As I consult with enterprise companies there is always a question of participation. It starts when I land and managers tell me (some proudly, some ashamed) how many people participate in their current efforts. I don’t give this much weight because usually the initiative was set up once and never touched again. This is hard to draw any conclusions from. Then as we begin deploying or re-deploying an initiative, everyone wants to know (magically) what to expect.
That’s when I pull out the old 1% rule, make some calculations, and come back (magically) with some numbers. Funny thing is that no one ever asks how I got the numbers or where they came from, they are just happy to have a goal. Interestingly enough, the projects that have matured a bit are always very close overall to those numbers. One caveat that I have seen is that the broader the audience, the closer the rule is. The more focused the audience, the more that rule turns up-side-down.
The 1% rule states that the number of people who create content on the internet represents approximately 1% (or less) of the people actually viewing that content (e.g., For every one person who posts on a forum, there are at least ninety-nine other people viewing that forum but not posting). The term was coined by authors and bloggers Ben McConnell and Jackie Huba although there are earlier references to the same concept that did not use this name.
The actual percentage is likely to vary depending upon the subject matter. For example, if a forum requires content submissions as a condition of entry, the percentage of people who participate will probably be significantly higher than one percent but the content producers will still be a minority of users. This is validated in a study conducted by Michael Wu, who uses economics techniques to analyze the participation inequality across hundreds of communities segmented by industry, audience type, and community focus.
This can be compared with the similar rules known to information science, such as the 80/20 rule known as the Pareto principle, that 20% of a group will produce 80% of the activity, however the activity may be defined.

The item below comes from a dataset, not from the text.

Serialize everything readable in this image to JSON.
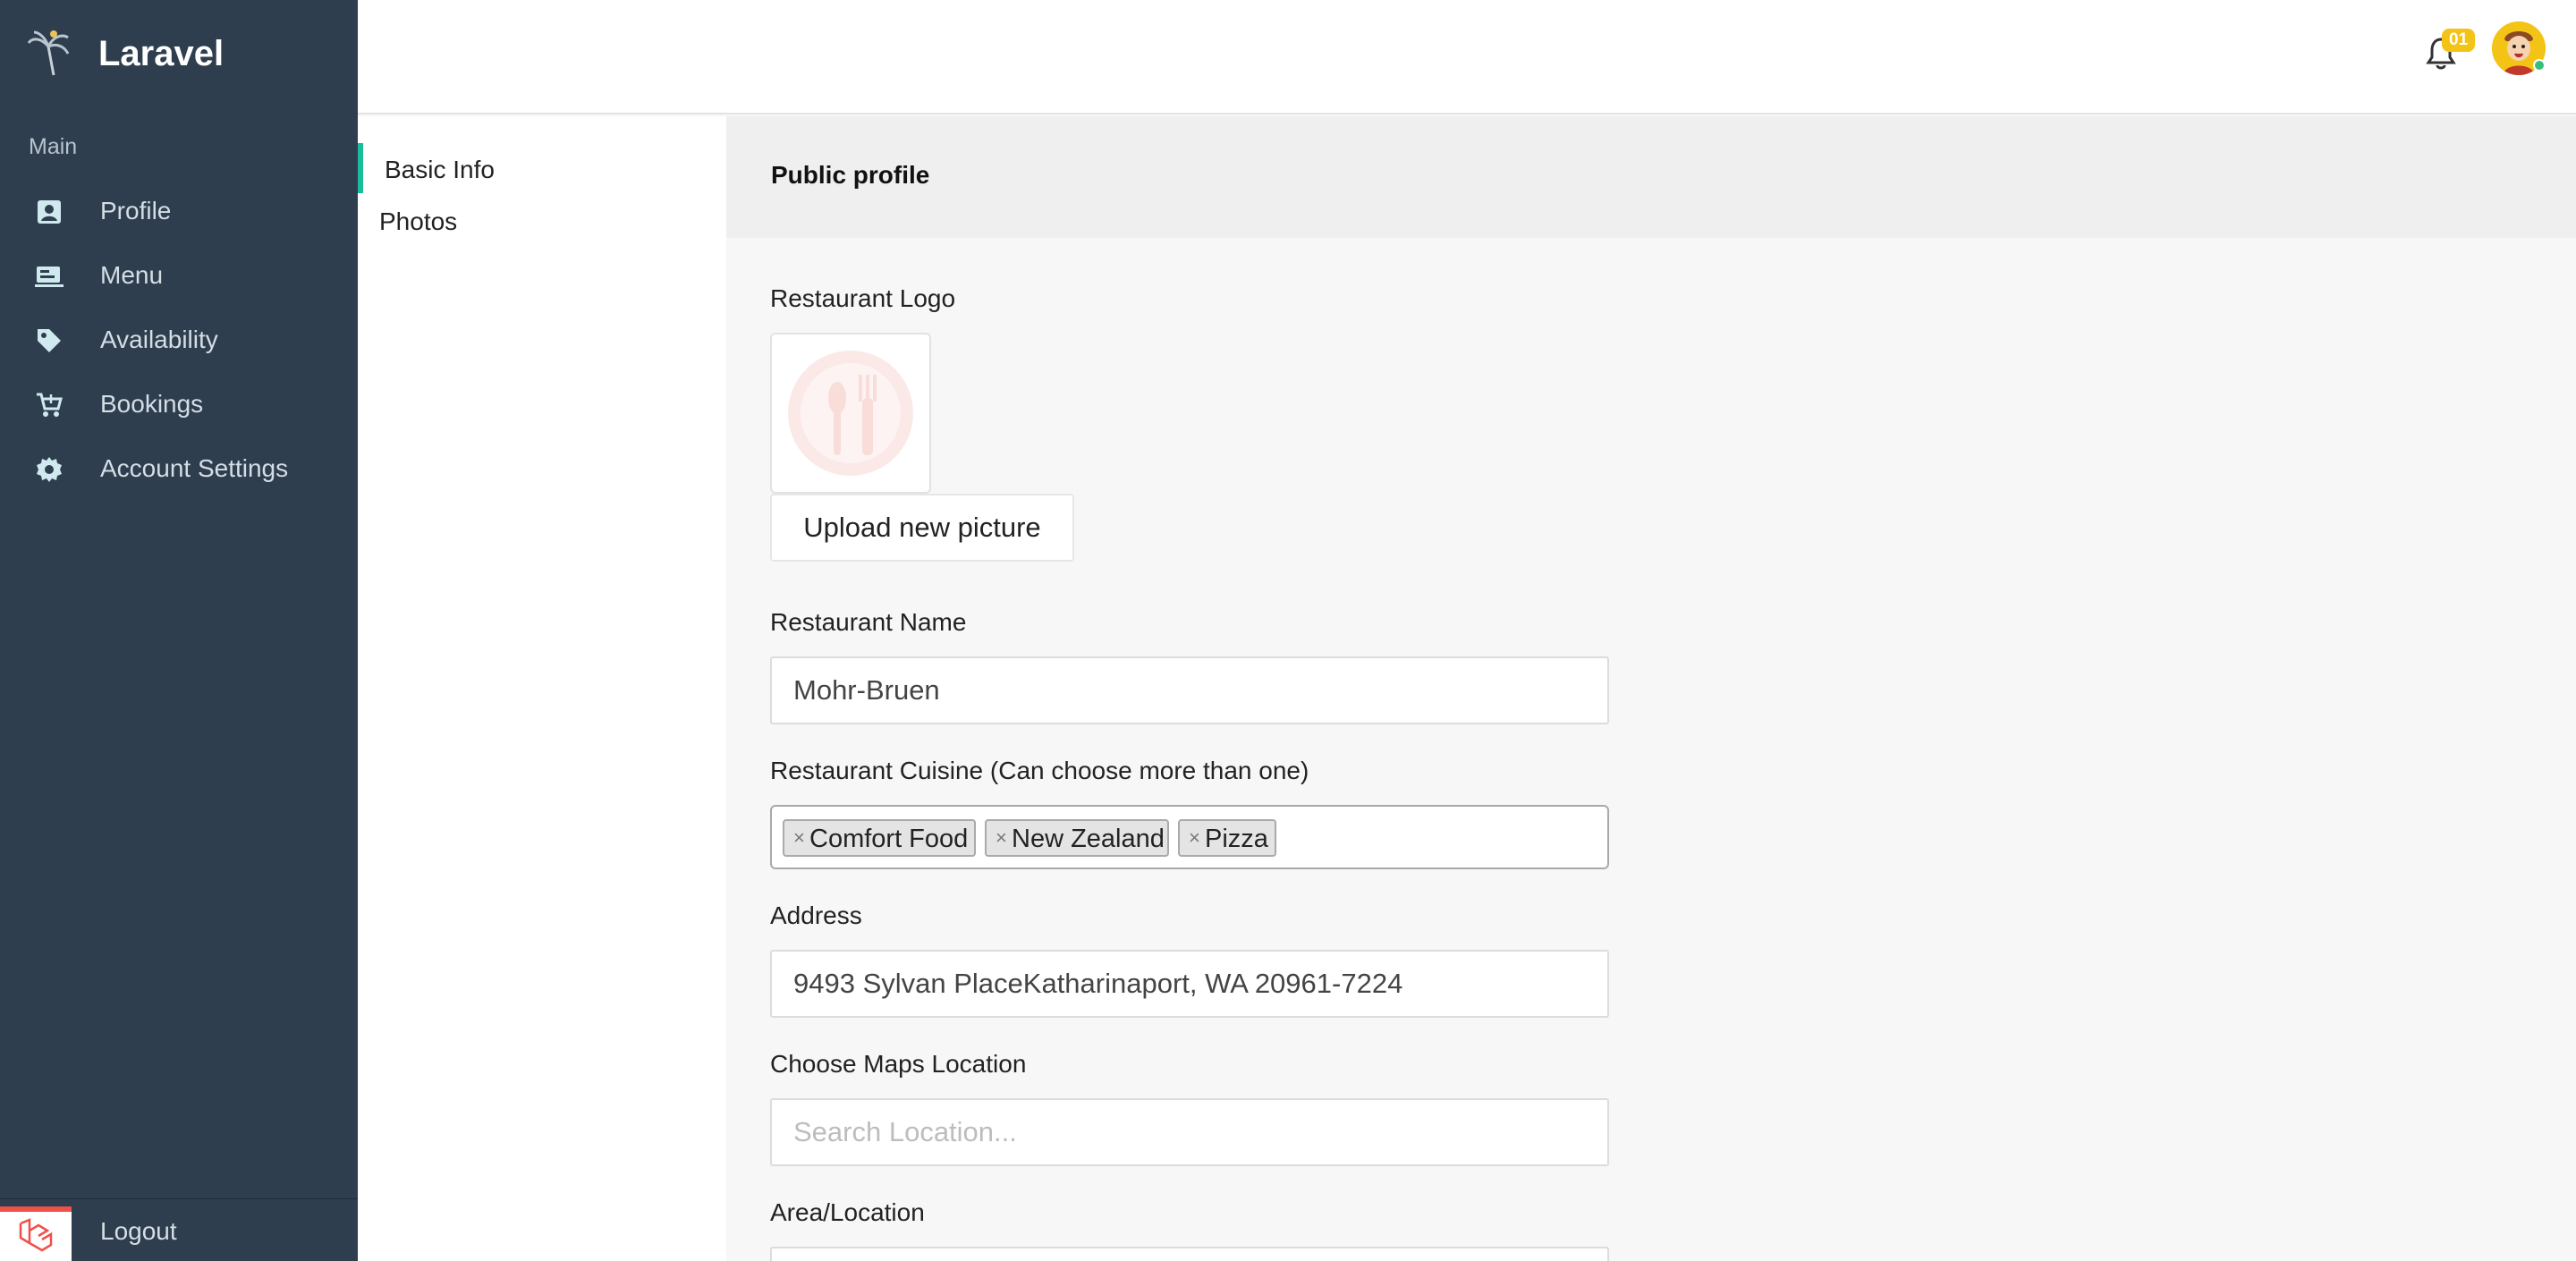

A case in point: I have a sample of data from a Fortune 50 company who set up an external Yammer network. A look at X Company Yammer participation bears this out. Currently there are over 2,050 members of the XYZ Yammer network. Of that number, 1.29% of those, or 27 people, are responsible for 57% of the total posts. And 1972 people, 94% of the member population, are responsible for only 26% of all posts – each of those people have posted less than 25 times. This data was from January of 2010. I looked at the recent numbers (1 month ago) and while the number of participants has increased significantly to over 7k members, the number of active participants have risen ever so slightly to 38 people that are responsible for 57% of the overall posts.
So what’s happening to the network? Employees are reporting higher amounts of value from the network and IT dept is taking notice at the, (now) statistically relevant, number of people migrating onto the network. Yet, the number of power users as a percent is down. One behaviour that I noticed was that the network has transformed in use. In the “new shiny toy” phase, employees were posting everything from musings, to rants, to accomplishments, etc. Now the network is being used more as a shortcut to get things done, get access to the “right” people and generally as a utility to collaborate more efficiently.
This coincides with a recent research report from Forrester onGlobal Update of Social Technographics that found a slowing of the Creative class while the Joiner class was in an upward climb. Interesting, I know!
Which leads us to the topic for this week’s chat. With this topic of the decline of the “Social” in Social Networking, we went right to the horse’s (nothing meant by that) mouth. One of Forrester’s most prolific Senior Analysts, Augie Ray, has agreed to moderate this insightful topic. This issue has many implications that we will cover including the decline of participation and what that means to communities and also if communities decline what does that mean to the digital marketing arms of companies who are transitioning entire departments to better manage social. This week’s topic and questions are:
Topic: Are We at the End of the Social Side of Networking?
Q1: Is there too much content being created?
Q2: What will marketers do if fewer are willing to generate new content?
Q3: How will social networks change with more joiners and less creators?
Join us this week on Tuesday 10/5/10 at noon eastern for this lively discussion. Follow along with #sm80 from your favorite Twitter client or check out the new features in our recently updated LIVE page at www.hashtagsocialmedia.com/live